Since mountain top removal started in the 1960's, Kentucky has had 13 governors since 1960. Eleven were democrooks, 2 weren't. Mountain top removal began under a democrook. In the same time period West Virginia has had 11 governors, seven of which were democrooks.

For the democrooks to shift blame for another of their disasters off onto the other party is typical, to believe it without question is hyperpartisan.

Gee has been, again, hoist by her own petard.

OH DEAR! (http://en.wikipedia.org/wiki/List_of_Governors_of_Kentucky)

OH MY! (http://en.wikipedia.org/wiki/Mountain_top_removal) 4

GOOD GOSH! (http://en.wikipedia.org/wiki/List_of_West_Virginia_Governors)


02-20-2011, 05:32 PM
Two good reasons why unfettered capitalizm shood be stopped.

02-20-2011, 05:52 PM
Unfettered capitalism becomes/requires unfettered statism ... but I think we agree.

IMHO if someone owns the mountain they have every right to do whatever they want with it. They also should be responsible for whatever the results of that are, including runoff and air/water contamination.

Companies cannot poison the area and destroy the landscape with impunity unless they have a willing partner in the state. Kentucky has long been ran by the democrooks at the state level.

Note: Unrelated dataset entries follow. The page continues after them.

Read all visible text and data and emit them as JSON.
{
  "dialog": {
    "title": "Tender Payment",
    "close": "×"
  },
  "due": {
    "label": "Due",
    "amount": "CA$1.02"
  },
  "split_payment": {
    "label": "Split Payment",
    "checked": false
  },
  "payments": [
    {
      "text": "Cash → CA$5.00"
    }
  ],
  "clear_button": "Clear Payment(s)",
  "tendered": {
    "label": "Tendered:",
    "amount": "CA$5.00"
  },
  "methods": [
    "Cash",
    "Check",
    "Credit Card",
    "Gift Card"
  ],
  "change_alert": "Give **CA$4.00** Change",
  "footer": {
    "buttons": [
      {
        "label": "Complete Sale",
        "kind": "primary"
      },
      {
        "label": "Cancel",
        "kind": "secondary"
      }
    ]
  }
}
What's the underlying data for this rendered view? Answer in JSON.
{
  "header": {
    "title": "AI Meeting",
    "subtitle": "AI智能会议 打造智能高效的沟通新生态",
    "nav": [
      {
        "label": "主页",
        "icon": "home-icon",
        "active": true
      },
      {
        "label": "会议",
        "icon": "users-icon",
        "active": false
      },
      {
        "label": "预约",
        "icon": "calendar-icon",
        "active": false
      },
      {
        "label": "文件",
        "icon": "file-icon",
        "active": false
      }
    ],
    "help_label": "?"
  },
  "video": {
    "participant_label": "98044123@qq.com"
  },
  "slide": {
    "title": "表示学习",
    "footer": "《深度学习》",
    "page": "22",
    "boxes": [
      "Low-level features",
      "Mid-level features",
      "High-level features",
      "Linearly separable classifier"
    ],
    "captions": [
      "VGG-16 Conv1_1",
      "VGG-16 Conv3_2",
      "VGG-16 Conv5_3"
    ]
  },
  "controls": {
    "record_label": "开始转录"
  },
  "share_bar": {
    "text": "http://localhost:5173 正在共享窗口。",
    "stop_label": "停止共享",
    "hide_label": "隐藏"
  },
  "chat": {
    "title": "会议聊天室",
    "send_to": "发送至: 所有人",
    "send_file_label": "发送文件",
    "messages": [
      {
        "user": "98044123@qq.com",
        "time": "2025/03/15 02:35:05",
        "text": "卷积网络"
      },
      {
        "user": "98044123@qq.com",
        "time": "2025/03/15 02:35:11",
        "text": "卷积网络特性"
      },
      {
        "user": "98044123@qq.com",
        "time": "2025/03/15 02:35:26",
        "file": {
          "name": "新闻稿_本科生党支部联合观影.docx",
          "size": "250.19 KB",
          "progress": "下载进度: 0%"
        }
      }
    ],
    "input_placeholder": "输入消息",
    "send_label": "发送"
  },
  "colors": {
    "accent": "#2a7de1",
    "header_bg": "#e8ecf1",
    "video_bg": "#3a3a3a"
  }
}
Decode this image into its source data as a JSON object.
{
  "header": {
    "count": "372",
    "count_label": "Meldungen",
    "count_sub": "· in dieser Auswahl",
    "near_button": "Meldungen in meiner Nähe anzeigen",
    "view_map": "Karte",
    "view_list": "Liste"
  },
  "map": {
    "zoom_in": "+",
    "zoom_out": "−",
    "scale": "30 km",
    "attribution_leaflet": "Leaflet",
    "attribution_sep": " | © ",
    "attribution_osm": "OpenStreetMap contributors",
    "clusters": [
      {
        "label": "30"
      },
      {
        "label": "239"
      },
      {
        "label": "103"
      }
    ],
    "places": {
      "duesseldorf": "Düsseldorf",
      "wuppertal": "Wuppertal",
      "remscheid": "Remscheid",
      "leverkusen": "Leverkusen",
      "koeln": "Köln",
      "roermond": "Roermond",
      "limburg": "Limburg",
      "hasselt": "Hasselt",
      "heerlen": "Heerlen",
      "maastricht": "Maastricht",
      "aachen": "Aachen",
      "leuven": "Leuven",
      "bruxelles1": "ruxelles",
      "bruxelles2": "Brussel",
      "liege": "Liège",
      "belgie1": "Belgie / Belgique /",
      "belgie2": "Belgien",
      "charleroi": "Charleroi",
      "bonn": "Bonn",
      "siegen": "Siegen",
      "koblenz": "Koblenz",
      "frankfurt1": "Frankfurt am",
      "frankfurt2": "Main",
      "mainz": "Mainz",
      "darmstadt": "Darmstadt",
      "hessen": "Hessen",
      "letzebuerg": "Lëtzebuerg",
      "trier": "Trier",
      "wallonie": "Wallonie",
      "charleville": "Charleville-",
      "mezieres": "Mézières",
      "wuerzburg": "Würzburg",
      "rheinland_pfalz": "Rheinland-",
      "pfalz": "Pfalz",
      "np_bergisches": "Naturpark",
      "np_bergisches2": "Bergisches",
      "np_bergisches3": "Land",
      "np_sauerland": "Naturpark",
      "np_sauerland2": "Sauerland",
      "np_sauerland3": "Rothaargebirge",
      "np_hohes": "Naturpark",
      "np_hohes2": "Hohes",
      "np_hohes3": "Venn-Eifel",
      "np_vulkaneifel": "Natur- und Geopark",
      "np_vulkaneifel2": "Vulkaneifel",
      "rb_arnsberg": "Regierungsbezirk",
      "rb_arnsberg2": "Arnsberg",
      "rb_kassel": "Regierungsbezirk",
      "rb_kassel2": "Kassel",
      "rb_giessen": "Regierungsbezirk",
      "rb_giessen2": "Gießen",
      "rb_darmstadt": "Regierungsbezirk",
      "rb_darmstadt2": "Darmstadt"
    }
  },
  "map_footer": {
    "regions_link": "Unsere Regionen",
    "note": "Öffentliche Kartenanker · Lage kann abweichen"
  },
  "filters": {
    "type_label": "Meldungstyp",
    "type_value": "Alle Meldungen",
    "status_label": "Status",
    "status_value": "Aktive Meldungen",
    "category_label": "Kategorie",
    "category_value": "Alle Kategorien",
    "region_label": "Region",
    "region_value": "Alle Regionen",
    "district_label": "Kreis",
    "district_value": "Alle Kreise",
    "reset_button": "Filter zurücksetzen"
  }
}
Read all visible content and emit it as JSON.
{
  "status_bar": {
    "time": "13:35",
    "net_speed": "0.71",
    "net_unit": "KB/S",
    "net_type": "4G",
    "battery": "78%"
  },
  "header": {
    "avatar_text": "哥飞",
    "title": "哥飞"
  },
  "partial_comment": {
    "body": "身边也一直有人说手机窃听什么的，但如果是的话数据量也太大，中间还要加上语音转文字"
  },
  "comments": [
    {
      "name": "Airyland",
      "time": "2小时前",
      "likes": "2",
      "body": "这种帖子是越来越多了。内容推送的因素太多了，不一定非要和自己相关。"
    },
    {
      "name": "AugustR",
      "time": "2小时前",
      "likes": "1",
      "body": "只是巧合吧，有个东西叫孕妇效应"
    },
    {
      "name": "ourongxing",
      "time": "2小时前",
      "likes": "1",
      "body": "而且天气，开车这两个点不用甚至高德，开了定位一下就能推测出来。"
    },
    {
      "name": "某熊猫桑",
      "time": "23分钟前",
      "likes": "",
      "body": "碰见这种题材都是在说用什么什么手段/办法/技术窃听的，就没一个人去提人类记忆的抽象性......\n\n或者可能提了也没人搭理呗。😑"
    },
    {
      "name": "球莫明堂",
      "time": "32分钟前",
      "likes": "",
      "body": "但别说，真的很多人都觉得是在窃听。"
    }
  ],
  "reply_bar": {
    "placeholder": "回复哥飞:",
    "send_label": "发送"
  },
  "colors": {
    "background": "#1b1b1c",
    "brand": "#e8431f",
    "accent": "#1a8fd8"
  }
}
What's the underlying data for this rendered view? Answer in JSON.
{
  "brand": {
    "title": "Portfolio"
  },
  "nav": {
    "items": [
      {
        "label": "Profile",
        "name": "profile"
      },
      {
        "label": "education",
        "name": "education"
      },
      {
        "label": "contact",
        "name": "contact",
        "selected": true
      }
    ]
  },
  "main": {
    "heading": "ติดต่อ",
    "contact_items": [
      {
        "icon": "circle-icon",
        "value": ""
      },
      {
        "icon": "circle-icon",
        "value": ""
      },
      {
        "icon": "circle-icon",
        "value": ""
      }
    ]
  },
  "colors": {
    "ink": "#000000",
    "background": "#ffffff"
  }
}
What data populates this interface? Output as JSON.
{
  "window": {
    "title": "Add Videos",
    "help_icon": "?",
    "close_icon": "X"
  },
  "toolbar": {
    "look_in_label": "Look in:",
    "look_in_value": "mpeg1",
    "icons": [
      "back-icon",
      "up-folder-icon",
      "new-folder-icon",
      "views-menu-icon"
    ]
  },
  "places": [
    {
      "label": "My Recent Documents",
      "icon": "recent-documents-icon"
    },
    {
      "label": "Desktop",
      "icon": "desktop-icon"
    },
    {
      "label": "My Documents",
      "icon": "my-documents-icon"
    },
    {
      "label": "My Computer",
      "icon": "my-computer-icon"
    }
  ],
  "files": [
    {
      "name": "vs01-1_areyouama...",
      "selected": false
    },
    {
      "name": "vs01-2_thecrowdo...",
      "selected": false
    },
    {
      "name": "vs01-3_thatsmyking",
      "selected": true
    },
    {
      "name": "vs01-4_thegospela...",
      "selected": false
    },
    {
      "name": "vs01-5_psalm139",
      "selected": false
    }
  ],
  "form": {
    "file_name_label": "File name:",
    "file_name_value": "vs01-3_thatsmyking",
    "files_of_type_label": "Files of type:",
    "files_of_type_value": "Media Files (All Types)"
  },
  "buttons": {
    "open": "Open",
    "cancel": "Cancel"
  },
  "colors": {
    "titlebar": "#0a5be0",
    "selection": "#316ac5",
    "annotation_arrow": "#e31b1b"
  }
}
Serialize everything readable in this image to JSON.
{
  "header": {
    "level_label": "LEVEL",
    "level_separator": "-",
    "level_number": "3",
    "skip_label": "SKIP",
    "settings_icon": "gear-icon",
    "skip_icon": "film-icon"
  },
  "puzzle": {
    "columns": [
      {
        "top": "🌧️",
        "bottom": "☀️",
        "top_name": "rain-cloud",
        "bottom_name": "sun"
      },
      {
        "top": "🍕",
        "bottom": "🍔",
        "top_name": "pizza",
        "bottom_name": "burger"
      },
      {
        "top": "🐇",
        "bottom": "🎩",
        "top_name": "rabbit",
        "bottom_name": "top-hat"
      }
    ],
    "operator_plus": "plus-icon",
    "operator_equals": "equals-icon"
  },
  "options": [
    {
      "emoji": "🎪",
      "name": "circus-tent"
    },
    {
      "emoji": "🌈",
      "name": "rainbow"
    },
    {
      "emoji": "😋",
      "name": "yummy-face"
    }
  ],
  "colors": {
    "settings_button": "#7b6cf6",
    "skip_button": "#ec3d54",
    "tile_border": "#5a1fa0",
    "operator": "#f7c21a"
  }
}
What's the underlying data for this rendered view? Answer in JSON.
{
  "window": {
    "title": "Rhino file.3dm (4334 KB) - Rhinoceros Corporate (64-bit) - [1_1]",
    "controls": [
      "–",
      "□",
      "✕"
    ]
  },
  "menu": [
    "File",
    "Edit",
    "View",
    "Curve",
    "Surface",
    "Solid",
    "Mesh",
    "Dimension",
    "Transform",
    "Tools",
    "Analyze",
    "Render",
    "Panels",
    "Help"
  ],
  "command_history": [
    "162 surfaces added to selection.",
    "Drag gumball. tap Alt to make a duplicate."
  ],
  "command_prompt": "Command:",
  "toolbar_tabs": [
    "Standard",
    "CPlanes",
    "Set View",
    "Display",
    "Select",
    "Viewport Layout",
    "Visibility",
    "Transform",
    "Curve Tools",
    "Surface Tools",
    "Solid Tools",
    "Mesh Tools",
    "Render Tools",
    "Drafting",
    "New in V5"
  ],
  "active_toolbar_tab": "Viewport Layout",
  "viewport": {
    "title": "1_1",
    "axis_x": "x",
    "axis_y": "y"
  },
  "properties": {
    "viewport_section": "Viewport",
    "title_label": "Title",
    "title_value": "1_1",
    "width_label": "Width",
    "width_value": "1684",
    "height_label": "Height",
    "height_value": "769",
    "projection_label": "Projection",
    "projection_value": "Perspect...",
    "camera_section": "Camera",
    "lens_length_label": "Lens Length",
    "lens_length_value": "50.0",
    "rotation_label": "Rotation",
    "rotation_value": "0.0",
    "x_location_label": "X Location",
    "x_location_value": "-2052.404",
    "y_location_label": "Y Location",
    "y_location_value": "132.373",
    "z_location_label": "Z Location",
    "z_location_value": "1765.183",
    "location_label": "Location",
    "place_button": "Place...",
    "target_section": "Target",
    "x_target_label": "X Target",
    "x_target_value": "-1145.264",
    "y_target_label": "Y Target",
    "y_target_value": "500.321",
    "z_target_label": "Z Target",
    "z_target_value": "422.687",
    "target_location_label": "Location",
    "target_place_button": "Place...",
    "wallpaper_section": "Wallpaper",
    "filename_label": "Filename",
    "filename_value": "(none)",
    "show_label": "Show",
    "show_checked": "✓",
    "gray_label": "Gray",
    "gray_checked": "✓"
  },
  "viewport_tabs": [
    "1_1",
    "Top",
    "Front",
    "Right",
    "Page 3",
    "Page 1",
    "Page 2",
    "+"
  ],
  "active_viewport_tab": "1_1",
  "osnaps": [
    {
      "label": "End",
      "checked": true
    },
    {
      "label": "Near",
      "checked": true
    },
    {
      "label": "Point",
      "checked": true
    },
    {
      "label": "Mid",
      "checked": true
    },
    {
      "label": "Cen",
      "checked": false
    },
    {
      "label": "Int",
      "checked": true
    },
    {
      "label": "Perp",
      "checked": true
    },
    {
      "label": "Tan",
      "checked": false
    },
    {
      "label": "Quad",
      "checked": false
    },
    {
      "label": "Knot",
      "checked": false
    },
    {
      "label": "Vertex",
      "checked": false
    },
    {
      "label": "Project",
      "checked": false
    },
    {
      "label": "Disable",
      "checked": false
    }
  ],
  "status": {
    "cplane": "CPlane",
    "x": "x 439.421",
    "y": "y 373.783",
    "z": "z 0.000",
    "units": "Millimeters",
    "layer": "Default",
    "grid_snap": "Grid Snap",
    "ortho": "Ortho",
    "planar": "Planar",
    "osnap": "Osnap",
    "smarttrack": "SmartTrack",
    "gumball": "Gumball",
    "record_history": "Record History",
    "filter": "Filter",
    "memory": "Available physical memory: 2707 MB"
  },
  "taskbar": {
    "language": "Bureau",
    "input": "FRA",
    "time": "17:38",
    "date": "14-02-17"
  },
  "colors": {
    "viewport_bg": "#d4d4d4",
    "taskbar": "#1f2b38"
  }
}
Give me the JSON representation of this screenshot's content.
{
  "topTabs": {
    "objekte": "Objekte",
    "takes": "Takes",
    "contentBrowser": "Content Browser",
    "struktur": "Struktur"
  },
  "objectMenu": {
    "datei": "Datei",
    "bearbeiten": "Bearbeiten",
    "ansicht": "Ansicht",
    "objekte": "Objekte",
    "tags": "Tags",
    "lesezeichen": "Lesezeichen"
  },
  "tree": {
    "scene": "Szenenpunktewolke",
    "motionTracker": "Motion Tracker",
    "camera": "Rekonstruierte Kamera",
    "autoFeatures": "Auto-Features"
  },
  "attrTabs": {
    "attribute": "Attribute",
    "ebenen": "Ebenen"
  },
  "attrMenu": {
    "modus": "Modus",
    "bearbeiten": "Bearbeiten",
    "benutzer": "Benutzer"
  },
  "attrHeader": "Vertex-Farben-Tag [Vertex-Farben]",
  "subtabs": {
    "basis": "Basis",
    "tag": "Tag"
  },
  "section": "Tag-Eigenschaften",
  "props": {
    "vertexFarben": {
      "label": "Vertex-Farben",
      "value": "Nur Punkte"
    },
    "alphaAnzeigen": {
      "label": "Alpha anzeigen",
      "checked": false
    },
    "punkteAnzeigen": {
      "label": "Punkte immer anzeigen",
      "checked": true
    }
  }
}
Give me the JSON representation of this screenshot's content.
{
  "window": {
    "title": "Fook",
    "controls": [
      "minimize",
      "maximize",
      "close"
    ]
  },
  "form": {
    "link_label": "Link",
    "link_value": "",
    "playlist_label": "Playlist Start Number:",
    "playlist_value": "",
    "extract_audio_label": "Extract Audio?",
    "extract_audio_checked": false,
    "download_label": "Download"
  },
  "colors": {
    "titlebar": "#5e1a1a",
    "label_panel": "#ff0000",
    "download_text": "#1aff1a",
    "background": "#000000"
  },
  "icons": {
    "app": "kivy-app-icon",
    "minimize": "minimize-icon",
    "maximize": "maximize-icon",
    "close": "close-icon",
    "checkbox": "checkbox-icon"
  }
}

At the local level, the rural areas are heavily conservative and have been fighting Frankfort and it's coal baron masters over this.

Gee is on the right side of the issue, but is too brainwashed by her leftist handlers to realize she is an unwitting tool of what she is against.

IOW ... this is just another Gee rant.


02-20-2011, 06:18 PM
I have zero confidence in the environmentalist rants about the problems of mountain top mining. Wouldn't it be better to modify the practice through procedural changes than to scrape what is evidently a cost effective technique.

We are already costing our economy dearly by essentially putting off limits huge amounts of our energy resources for very questionable reasons. I suppose there could be some tidbits of truth to the environmental rants but I get the feeling of being steamrolled by a totally leftist agenda...green on the outside, red on the inside.

02-21-2011, 01:55 AM
<div class="ubbcode-block"><div class="ubbcode-header">Originally Posted By: llotter</div><div class="ubbcode-body">I have zero confidence in the environmentalist rants about the problems of mountain top mining. Wouldn't it be better to modify the practice through procedural changes than to scrape what is evidently a cost effective technique.

We are already costing our economy dearly by essentially putting off limits huge amounts of our energy resources for very questionable reasons. I suppose there could be some tidbits of truth to the environmental rants but I get the feeling of being steamrolled by a totally leftist agenda...green on the outside, red on the inside.


I agree with that ... but mountain top removal is no longer cost effective if proper repair of the environment is required.

As to the damage done to the region and it's health impacts ... trust me, they are very real.

Also, trust me, big coal has had the democrook governors of WV and Ky bought and paid for ... along with two senators you may have heard of named Rockefeller and Byrd. I'm not familiar with Mantian that much, but I suspect he carries on the tradition.


02-21-2011, 06:45 AM
<div class="ubbcode-block"><div class="ubbcode-header">Originally Posted By: LWW</div><div class="ubbcode-body">
I agree with that ... but mountain top removal is no longer cost effective if proper repair of the environment is required.

LWW </div></div>

Actually, it can be very cost effective to some. I lived in eastern Kentucky for a year, and learned some of the ins and outs of the industry. If a mining company happens to own a land reclaimation company, (which many do) they can clear the top of a mountain, and then pay their subsidiary company to go in and repair the damage.


02-21-2011, 07:12 AM
Only two?


Gayle in MD
02-21-2011, 07:14 AM
You must have missed this, lol... /forums/images/%%GRAEMLIN_URL%%/wink.gif

<span style='font-size: 14pt'>Two, Among Many, Many Others!


02-21-2011, 05:06 PM
Run away from the truth Gee ... run away, the truth is closing in on you!